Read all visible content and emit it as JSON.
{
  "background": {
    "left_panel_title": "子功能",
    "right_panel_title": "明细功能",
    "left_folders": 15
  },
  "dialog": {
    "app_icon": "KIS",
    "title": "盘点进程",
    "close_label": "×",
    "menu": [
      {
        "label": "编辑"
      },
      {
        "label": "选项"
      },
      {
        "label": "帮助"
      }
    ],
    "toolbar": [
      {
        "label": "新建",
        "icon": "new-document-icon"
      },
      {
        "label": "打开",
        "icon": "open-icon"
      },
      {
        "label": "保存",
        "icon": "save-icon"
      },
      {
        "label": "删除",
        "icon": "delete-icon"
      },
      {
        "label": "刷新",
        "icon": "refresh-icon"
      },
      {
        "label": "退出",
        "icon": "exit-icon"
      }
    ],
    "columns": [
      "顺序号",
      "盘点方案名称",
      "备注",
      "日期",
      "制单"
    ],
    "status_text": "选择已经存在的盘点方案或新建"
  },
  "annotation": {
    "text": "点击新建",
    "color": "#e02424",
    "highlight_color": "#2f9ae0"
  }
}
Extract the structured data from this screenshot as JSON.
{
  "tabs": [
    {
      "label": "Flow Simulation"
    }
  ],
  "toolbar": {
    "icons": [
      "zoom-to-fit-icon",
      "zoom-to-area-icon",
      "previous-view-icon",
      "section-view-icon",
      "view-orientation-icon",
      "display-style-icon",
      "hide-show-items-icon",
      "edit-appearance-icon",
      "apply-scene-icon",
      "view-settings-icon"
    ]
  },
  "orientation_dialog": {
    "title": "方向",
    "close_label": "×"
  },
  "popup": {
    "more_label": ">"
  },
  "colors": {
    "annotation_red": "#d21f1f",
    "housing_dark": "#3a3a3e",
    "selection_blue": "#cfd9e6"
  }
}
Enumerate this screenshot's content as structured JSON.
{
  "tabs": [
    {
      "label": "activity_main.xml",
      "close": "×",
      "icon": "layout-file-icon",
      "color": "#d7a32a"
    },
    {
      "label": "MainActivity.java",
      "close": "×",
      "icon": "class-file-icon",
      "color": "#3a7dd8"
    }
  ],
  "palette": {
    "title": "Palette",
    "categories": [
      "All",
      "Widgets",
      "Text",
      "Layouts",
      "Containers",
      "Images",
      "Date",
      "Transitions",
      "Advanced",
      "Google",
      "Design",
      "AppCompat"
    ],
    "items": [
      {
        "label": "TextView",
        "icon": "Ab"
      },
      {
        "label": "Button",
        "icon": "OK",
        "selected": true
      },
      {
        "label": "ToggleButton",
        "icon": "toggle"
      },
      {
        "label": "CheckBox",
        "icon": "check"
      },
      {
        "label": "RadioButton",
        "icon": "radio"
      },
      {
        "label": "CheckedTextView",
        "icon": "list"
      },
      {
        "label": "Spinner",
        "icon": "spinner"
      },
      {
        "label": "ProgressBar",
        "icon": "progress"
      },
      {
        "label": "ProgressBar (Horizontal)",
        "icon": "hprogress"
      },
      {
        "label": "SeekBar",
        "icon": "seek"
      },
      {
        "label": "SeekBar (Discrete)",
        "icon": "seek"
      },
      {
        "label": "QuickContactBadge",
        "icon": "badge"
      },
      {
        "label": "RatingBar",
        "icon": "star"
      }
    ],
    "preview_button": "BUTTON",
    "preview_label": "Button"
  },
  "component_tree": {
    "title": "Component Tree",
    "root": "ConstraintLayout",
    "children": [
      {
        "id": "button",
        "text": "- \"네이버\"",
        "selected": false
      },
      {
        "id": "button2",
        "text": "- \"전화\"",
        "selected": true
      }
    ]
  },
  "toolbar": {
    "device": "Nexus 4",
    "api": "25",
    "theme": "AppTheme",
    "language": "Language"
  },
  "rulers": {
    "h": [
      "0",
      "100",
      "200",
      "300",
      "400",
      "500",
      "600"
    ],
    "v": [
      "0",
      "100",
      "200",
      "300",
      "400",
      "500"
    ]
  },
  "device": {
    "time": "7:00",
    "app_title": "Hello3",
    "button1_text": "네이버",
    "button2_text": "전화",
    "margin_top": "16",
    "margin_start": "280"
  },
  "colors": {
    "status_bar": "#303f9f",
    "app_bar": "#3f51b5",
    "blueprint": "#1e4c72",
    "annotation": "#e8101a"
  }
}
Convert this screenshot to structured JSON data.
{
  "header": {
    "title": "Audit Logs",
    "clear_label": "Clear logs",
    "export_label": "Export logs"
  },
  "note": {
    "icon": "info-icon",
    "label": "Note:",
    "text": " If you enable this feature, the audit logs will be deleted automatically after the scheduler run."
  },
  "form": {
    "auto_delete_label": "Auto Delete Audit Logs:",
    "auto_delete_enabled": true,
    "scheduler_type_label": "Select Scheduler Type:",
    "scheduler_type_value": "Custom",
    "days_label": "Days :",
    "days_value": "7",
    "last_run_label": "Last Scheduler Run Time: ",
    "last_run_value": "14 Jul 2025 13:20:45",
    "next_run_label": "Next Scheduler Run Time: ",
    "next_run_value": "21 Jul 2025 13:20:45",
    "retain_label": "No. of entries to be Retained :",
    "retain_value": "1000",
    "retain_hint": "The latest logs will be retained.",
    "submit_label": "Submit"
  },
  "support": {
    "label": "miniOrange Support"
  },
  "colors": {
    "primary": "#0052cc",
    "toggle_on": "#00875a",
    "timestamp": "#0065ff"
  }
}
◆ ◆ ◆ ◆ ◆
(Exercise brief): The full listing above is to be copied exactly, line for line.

(Response to the exercise):
Read all visible content and emit it as JSON.
{
  "background": {
    "left_panel_title": "子功能",
    "right_panel_title": "明细功能",
    "left_folders": 15
  },
  "dialog": {
    "app_icon": "KIS",
    "title": "盘点进程",
    "close_label": "×",
    "menu": [
      {
        "label": "编辑"
      },
      {
        "label": "选项"
      },
      {
        "label": "帮助"
      }
    ],
    "toolbar": [
      {
        "label": "新建",
        "icon": "new-document-icon"
      },
      {
        "label": "打开",
        "icon": "open-icon"
      },
      {
        "label": "保存",
        "icon": "save-icon"
      },
      {
        "label": "删除",
        "icon": "delete-icon"
      },
      {
        "label": "刷新",
        "icon": "refresh-icon"
      },
      {
        "label": "退出",
        "icon": "exit-icon"
      }
    ],
    "columns": [
      "顺序号",
      "盘点方案名称",
      "备注",
      "日期",
      "制单"
    ],
    "status_text": "选择已经存在的盘点方案或新建"
  },
  "annotation": {
    "text": "点击新建",
    "color": "#e02424",
    "highlight_color": "#2f9ae0"
  }
}
Extract the structured data from this screenshot as JSON.
{
  "tabs": [
    {
      "label": "Flow Simulation"
    }
  ],
  "toolbar": {
    "icons": [
      "zoom-to-fit-icon",
      "zoom-to-area-icon",
      "previous-view-icon",
      "section-view-icon",
      "view-orientation-icon",
      "display-style-icon",
      "hide-show-items-icon",
      "edit-appearance-icon",
      "apply-scene-icon",
      "view-settings-icon"
    ]
  },
  "orientation_dialog": {
    "title": "方向",
    "close_label": "×"
  },
  "popup": {
    "more_label": ">"
  },
  "colors": {
    "annotation_red": "#d21f1f",
    "housing_dark": "#3a3a3e",
    "selection_blue": "#cfd9e6"
  }
}
Enumerate this screenshot's content as structured JSON.
{
  "tabs": [
    {
      "label": "activity_main.xml",
      "close": "×",
      "icon": "layout-file-icon",
      "color": "#d7a32a"
    },
    {
      "label": "MainActivity.java",
      "close": "×",
      "icon": "class-file-icon",
      "color": "#3a7dd8"
    }
  ],
  "palette": {
    "title": "Palette",
    "categories": [
      "All",
      "Widgets",
      "Text",
      "Layouts",
      "Containers",
      "Images",
      "Date",
      "Transitions",
      "Advanced",
      "Google",
      "Design",
      "AppCompat"
    ],
    "items": [
      {
        "label": "TextView",
        "icon": "Ab"
      },
      {
        "label": "Button",
        "icon": "OK",
        "selected": true
      },
      {
        "label": "ToggleButton",
        "icon": "toggle"
      },
      {
        "label": "CheckBox",
        "icon": "check"
      },
      {
        "label": "RadioButton",
        "icon": "radio"
      },
      {
        "label": "CheckedTextView",
        "icon": "list"
      },
      {
        "label": "Spinner",
        "icon": "spinner"
      },
      {
        "label": "ProgressBar",
        "icon": "progress"
      },
      {
        "label": "ProgressBar (Horizontal)",
        "icon": "hprogress"
      },
      {
        "label": "SeekBar",
        "icon": "seek"
      },
      {
        "label": "SeekBar (Discrete)",
        "icon": "seek"
      },
      {
        "label": "QuickContactBadge",
        "icon": "badge"
      },
      {
        "label": "RatingBar",
        "icon": "star"
      }
    ],
    "preview_button": "BUTTON",
    "preview_label": "Button"
  },
  "component_tree": {
    "title": "Component Tree",
    "root": "ConstraintLayout",
    "children": [
      {
        "id": "button",
        "text": "- \"네이버\"",
        "selected": false
      },
      {
        "id": "button2",
        "text": "- \"전화\"",
        "selected": true
      }
    ]
  },
  "toolbar": {
    "device": "Nexus 4",
    "api": "25",
    "theme": "AppTheme",
    "language": "Language"
  },
  "rulers": {
    "h": [
      "0",
      "100",
      "200",
      "300",
      "400",
      "500",
      "600"
    ],
    "v": [
      "0",
      "100",
      "200",
      "300",
      "400",
      "500"
    ]
  },
  "device": {
    "time": "7:00",
    "app_title": "Hello3",
    "button1_text": "네이버",
    "button2_text": "전화",
    "margin_top": "16",
    "margin_start": "280"
  },
  "colors": {
    "status_bar": "#303f9f",
    "app_bar": "#3f51b5",
    "blueprint": "#1e4c72",
    "annotation": "#e8101a"
  }
}
Convert this screenshot to structured JSON data.
{
  "header": {
    "title": "Audit Logs",
    "clear_label": "Clear logs",
    "export_label": "Export logs"
  },
  "note": {
    "icon": "info-icon",
    "label": "Note:",
    "text": " If you enable this feature, the audit logs will be deleted automatically after the scheduler run."
  },
  "form": {
    "auto_delete_label": "Auto Delete Audit Logs:",
    "auto_delete_enabled": true,
    "scheduler_type_label": "Select Scheduler Type:",
    "scheduler_type_value": "Custom",
    "days_label": "Days :",
    "days_value": "7",
    "last_run_label": "Last Scheduler Run Time: ",
    "last_run_value": "14 Jul 2025 13:20:45",
    "next_run_label": "Next Scheduler Run Time: ",
    "next_run_value": "21 Jul 2025 13:20:45",
    "retain_label": "No. of entries to be Retained :",
    "retain_value": "1000",
    "retain_hint": "The latest logs will be retained.",
    "submit_label": "Submit"
  },
  "support": {
    "label": "miniOrange Support"
  },
  "colors": {
    "primary": "#0052cc",
    "toggle_on": "#00875a",
    "timestamp": "#0065ff"
  }
}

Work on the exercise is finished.